* _TO DO_
Every line that contains "name" must be located and copied from the data.

··· INPUT

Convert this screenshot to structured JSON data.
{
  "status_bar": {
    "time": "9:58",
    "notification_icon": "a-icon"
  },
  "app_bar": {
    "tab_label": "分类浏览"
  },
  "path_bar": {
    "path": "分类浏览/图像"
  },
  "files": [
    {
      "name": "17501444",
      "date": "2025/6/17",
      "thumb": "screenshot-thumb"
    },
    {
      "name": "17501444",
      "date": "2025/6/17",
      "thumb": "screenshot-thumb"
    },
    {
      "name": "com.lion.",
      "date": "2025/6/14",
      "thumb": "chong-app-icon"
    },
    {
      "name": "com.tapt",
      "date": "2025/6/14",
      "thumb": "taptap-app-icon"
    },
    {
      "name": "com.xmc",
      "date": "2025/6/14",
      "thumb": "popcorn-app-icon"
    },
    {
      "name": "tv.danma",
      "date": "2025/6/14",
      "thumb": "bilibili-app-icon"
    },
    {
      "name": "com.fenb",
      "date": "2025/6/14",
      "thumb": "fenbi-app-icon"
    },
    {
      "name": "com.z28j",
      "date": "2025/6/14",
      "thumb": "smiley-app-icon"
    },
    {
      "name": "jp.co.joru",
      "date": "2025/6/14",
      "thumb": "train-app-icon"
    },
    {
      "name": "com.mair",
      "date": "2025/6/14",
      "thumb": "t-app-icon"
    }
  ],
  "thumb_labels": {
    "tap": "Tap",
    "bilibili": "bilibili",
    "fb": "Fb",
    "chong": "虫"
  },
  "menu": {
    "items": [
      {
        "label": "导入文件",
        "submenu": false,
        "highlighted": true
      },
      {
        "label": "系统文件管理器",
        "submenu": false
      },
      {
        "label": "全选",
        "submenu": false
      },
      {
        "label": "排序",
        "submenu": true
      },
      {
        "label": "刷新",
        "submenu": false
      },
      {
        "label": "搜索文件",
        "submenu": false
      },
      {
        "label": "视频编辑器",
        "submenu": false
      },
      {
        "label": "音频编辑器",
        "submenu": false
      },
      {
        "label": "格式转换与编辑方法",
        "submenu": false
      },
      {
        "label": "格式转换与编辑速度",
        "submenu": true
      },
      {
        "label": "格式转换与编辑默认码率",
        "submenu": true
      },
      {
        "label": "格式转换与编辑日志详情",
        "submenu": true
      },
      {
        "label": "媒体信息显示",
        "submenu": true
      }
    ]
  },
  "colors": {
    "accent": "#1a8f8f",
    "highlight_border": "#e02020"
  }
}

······

* _OUTPUT_
      "name": "17501444",
      "name": "17501444",
      "name": "com.lion.",
      "name": "com.tapt",
      "name": "com.xmc",
      "name": "tv.danma",
      "name": "com.fenb",
      "name": "com.z28j",
      "name": "jp.co.joru",
      "name": "com.mair",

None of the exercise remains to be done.